Here’s a quote showing these words in Latin literature, only for the aficionados :)
According to the writer Flavius Lucius Dexter (4th century): «A. C. 375. A. R. 1126. Valentinianus, imperator catholicus ac vir pius, obiit: cui in imperio succedit filius eius Gratianus».
[In 375A.D, 1126 (should be 1128 AVC) Ab urbe condita, Valentinian, catholic emperor and a pious man, died: he was succeed by his son Gratian].
Origin of sacrifice
Old (& modern) French (sacrifice) from Classical Latin sacrificium from sacer,
sacer + facere, to make sacred/holy
To offer a sacrifice: The Greek warriors sacrificed to their gods.
To make a sacrifice: parents sacrificing for their children.
to offer (something/someone) as a sacrifice to God or a god
to give up, destroy, permit injury to, or permit injury or
disadvantage to (something that is valued), for the sake of
something else/someone else.
to sell at less than the supposed value
to offer or make a sacrifice
"Vir pius" is in the nominative, so the dutiful man is the part of the sentence that is doing something.
I think your sentence would be "Virum pium sacrificat" since I believe it requires the accusative (the "he" can be left out as usual since it's already implied in the conjugation of the verb).
When I search for the definition for "pius" in the Latin dictionary, it says:
1/ Who recognizes and fulfills his duties towards the gods, the parents, the fatherland.
fullfilling duties toward the nation, e.g a soldier, an elector, someone who do his military service, a politician, someone who writes patriotic songs, someone paying his taxes, etc, depending of the speaker's intention.)
2/ Right, righteous, in accordance with piety. (= pious)
3/ Tender, caring.
Tender, caring, seems to be the meaning here.
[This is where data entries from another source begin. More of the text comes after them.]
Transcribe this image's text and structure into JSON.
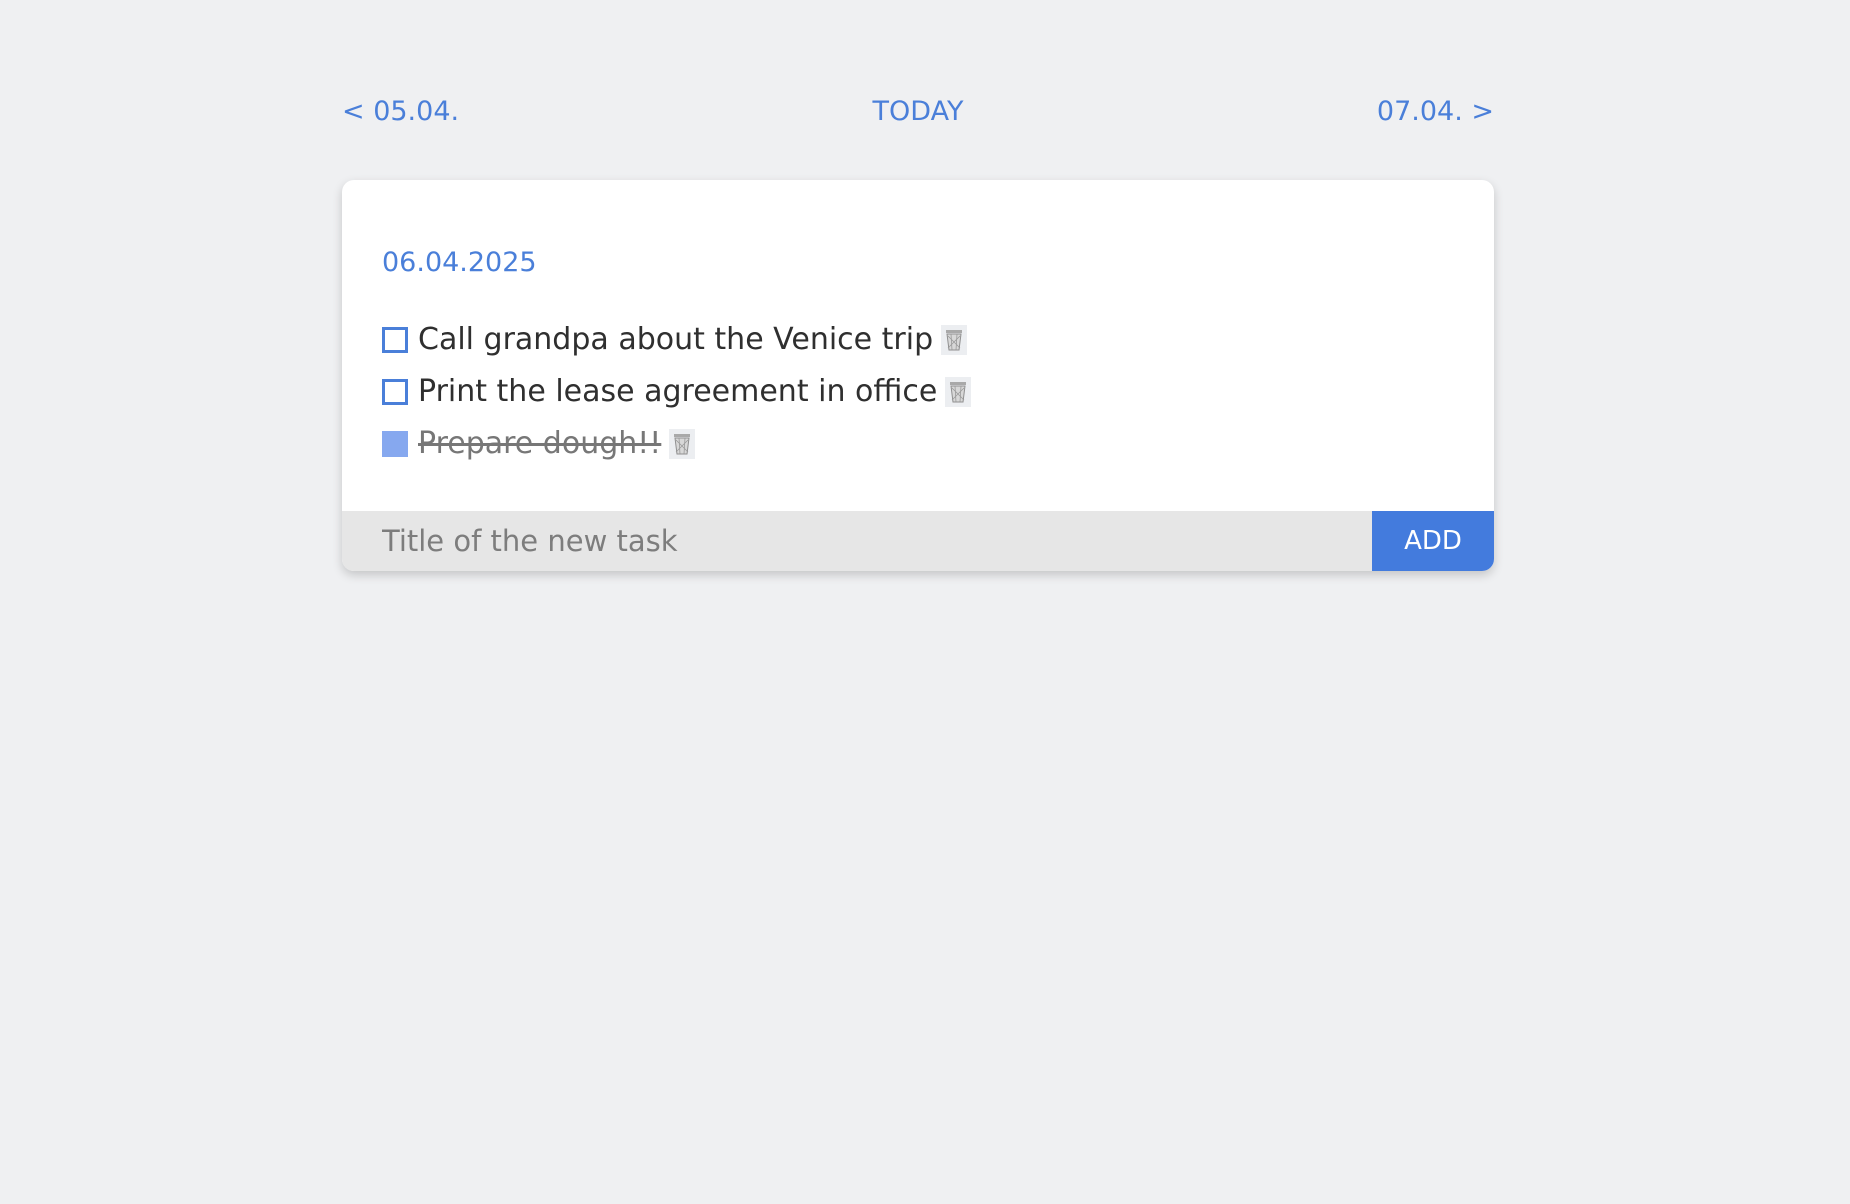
{
  "navigation": {
    "previous_label": "< 05.04.",
    "today_label": "TODAY",
    "next_label": "07.04. >"
  },
  "card": {
    "date": "06.04.2025",
    "tasks": [
      {
        "title": "Call grandpa about the Venice trip",
        "completed": false
      },
      {
        "title": "Print the lease agreement in office",
        "completed": false
      },
      {
        "title": "Prepare dough!!",
        "completed": true
      }
    ],
    "new_task": {
      "value": "",
      "placeholder": "Title of the new task"
    },
    "add_label": "ADD"
  },
  "icons": {
    "delete": "trash-bin-icon"
  },
  "colors": {
    "accent": "#437bdd",
    "link": "#4a7fd9",
    "checked_box": "#86a8ef",
    "background": "#eff0f2",
    "input_background": "#e6e6e6"
  }
}
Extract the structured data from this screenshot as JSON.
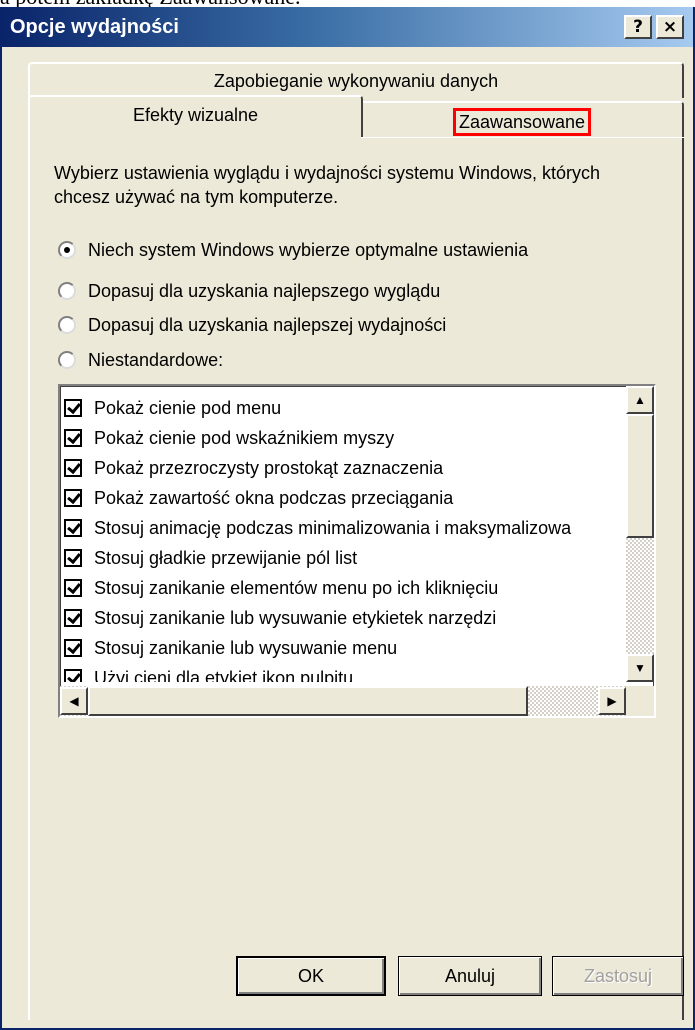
{
  "caption": "a potem zakładkę Zaawansowane.",
  "window": {
    "title": "Opcje wydajności",
    "help_btn": "?",
    "close_btn": "×"
  },
  "tabs": {
    "dep": "Zapobieganie wykonywaniu danych",
    "visual": "Efekty wizualne",
    "advanced": "Zaawansowane",
    "highlight_color": "#ff0000"
  },
  "description": "Wybierz ustawienia wyglądu i wydajności systemu Windows, których chcesz używać na tym komputerze.",
  "radio_options": [
    {
      "label": "Niech system Windows wybierze optymalne ustawienia",
      "selected": true
    },
    {
      "label": "Dopasuj dla uzyskania najlepszego wyglądu",
      "selected": false
    },
    {
      "label": "Dopasuj dla uzyskania najlepszej wydajności",
      "selected": false
    },
    {
      "label": "Niestandardowe:",
      "selected": false
    }
  ],
  "effects": [
    {
      "label": "Pokaż cienie pod menu",
      "checked": true
    },
    {
      "label": "Pokaż cienie pod wskaźnikiem myszy",
      "checked": true
    },
    {
      "label": "Pokaż przezroczysty prostokąt zaznaczenia",
      "checked": true
    },
    {
      "label": "Pokaż zawartość okna podczas przeciągania",
      "checked": true
    },
    {
      "label": "Stosuj animację podczas minimalizowania i maksymalizowa",
      "checked": true
    },
    {
      "label": "Stosuj gładkie przewijanie pól list",
      "checked": true
    },
    {
      "label": "Stosuj zanikanie elementów menu po ich kliknięciu",
      "checked": true
    },
    {
      "label": "Stosuj zanikanie lub wysuwanie etykietek narzędzi",
      "checked": true
    },
    {
      "label": "Stosuj zanikanie lub wysuwanie menu",
      "checked": true
    },
    {
      "label": "Użyj cieni dla etykiet ikon pulpitu",
      "checked": true
    }
  ],
  "scroll": {
    "up": "▲",
    "down": "▼",
    "left": "◀",
    "right": "▶"
  },
  "buttons": {
    "ok": "OK",
    "cancel": "Anuluj",
    "apply": "Zastosuj"
  }
}
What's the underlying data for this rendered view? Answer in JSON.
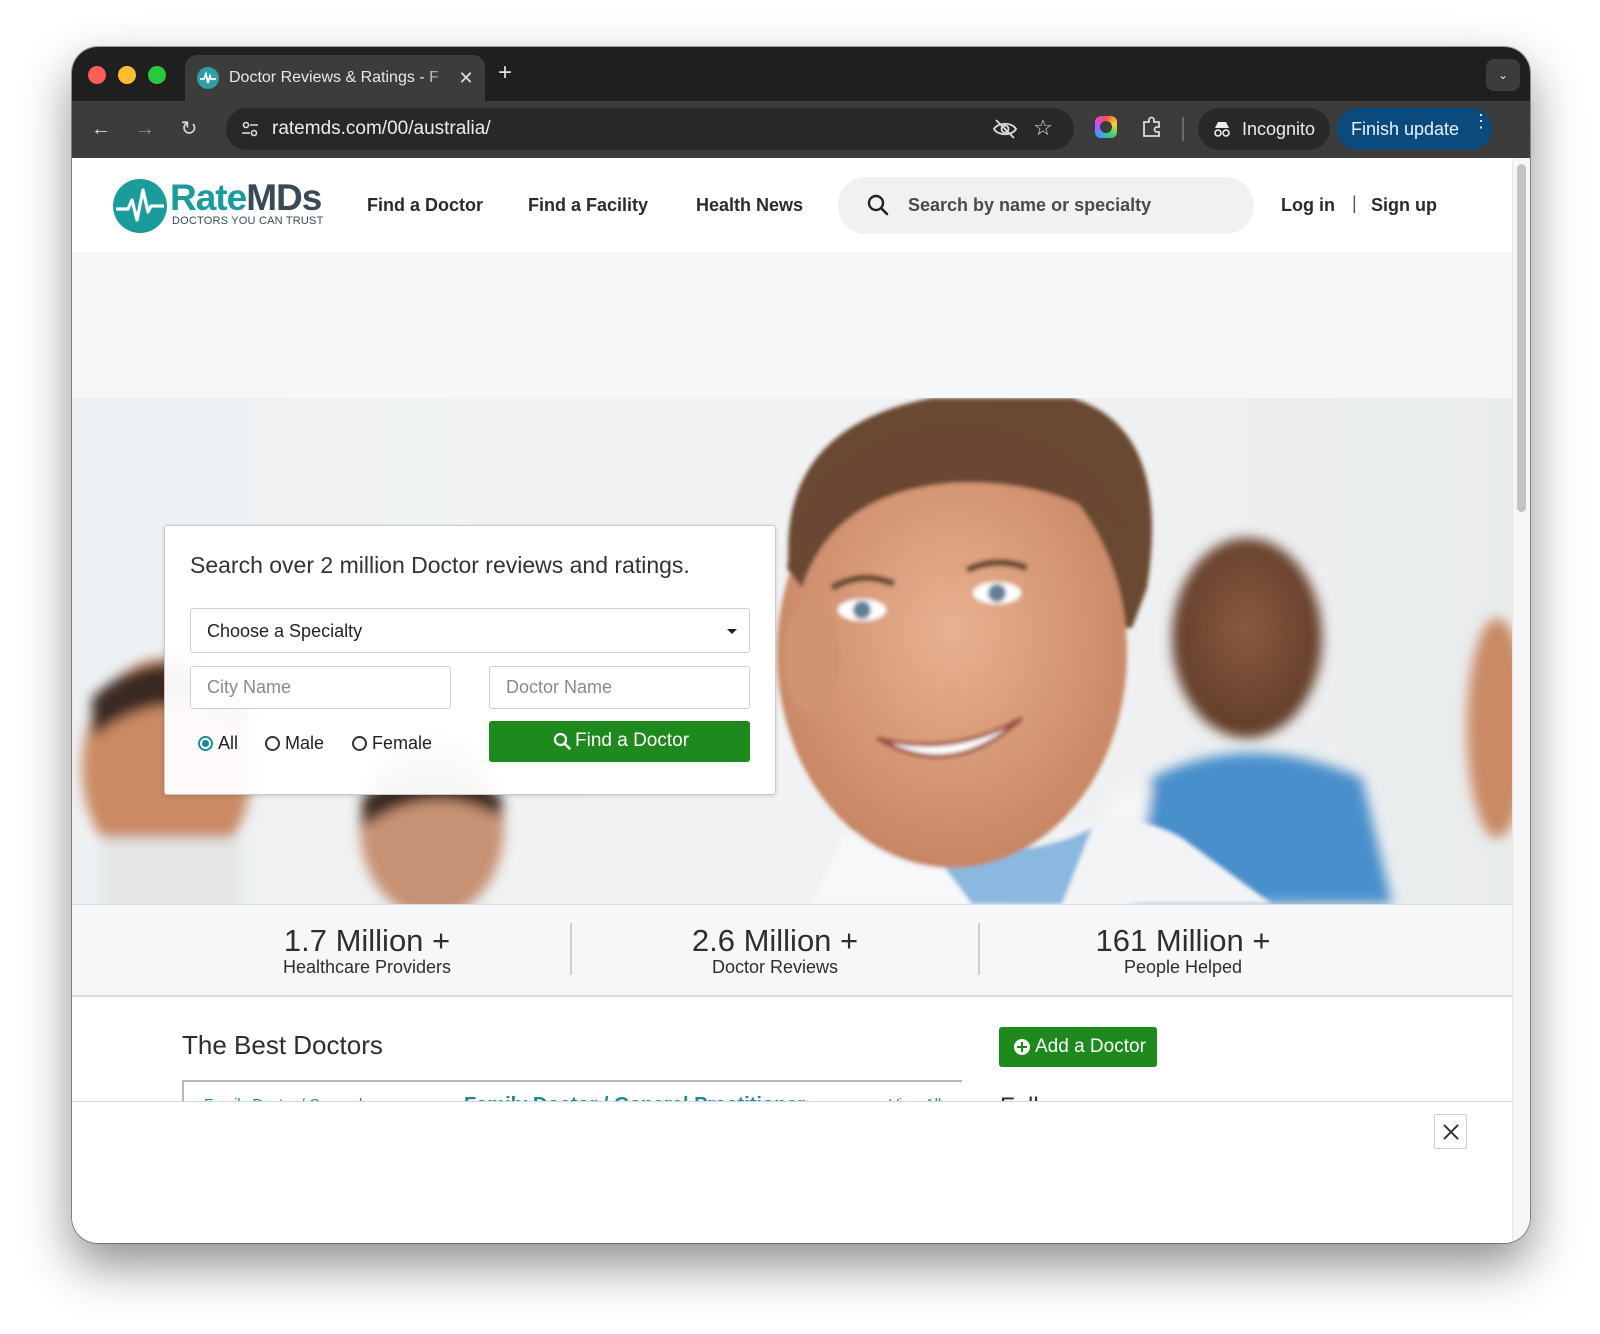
{
  "browser": {
    "tab_title": "Doctor Reviews & Ratings - F",
    "tab_close_glyph": "✕",
    "new_tab_glyph": "+",
    "dropdown_glyph": "⌄",
    "back_glyph": "←",
    "forward_glyph": "→",
    "reload_glyph": "↻",
    "url": "ratemds.com/00/australia/",
    "star_glyph": "☆",
    "incognito_label": "Incognito",
    "finish_update_label": "Finish update",
    "kebab_glyph": "⋮"
  },
  "header": {
    "logo_rate": "Rate",
    "logo_mds": "MDs",
    "logo_tagline": "DOCTORS YOU CAN TRUST",
    "nav": [
      "Find a Doctor",
      "Find a Facility",
      "Health News"
    ],
    "search_placeholder": "Search by name or specialty",
    "login": "Log in",
    "separator": "|",
    "signup": "Sign up"
  },
  "search_card": {
    "title": "Search over 2 million Doctor reviews and ratings.",
    "specialty_value": "Choose a Specialty",
    "city_placeholder": "City Name",
    "doctor_placeholder": "Doctor Name",
    "gender_options": [
      "All",
      "Male",
      "Female"
    ],
    "gender_selected": "All",
    "find_button": "Find a Doctor"
  },
  "stats": [
    {
      "value": "1.7 Million +",
      "label": "Healthcare Providers"
    },
    {
      "value": "2.6 Million +",
      "label": "Doctor Reviews"
    },
    {
      "value": "161 Million +",
      "label": "People Helped"
    }
  ],
  "best_doctors": {
    "title": "The Best Doctors",
    "side_item": "Family Doctor / General",
    "panel_heading": "Family Doctor / General Practitioner",
    "view_all": "View All"
  },
  "sidebar": {
    "add_doctor": "Add a Doctor",
    "follow_us": "Follow us"
  },
  "colors": {
    "brand_teal": "#1a9c9c",
    "brand_dark": "#3a4a55",
    "action_green": "#1e8a1e",
    "link_teal": "#1a8a95"
  }
}
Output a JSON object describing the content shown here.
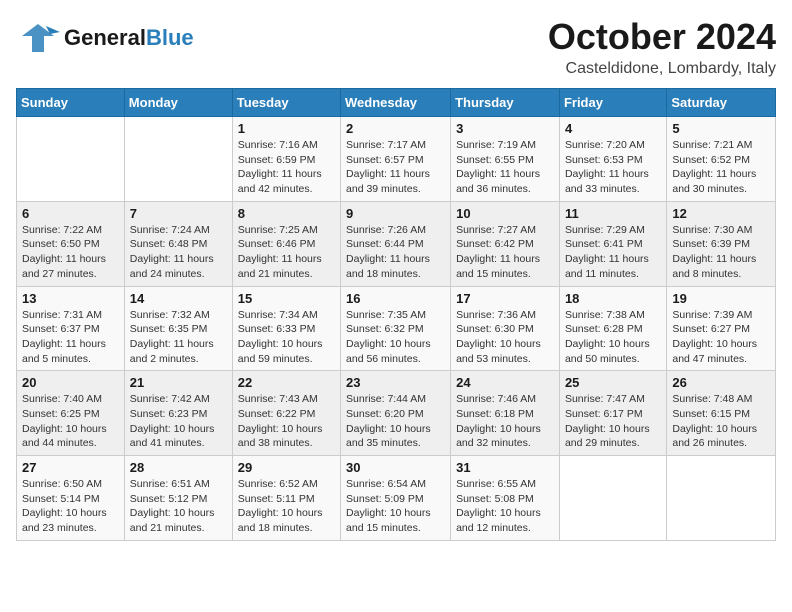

Someone who fulfill his duties toward his family.
So both, pious, and dutiful, are possible, depending on the context.
(Dutiful is better when the context is not known, because imagine that's not a religious context... Dutiful is broader.)
The problem is very complex, and it will not be the DL Course that can define it. U, v, w, y were a single letter of the Phoenician alphabet and u and v had a common history for centuries. In short, in the classical age the Latin alphabet had only the letter v, both with the phonic value of u (as in UnUs) and the semi-consonantal (W) one of the u of qUalis. Only in the second century BC "v" was born with its own consonantic sound when at the beginning of the word or between vowels (as in Vinum or caVe), a variant not accepted by all the printers of Europe, at least until the 15-17th Century. I think that to pronounce always v as w it is an easy shortcut.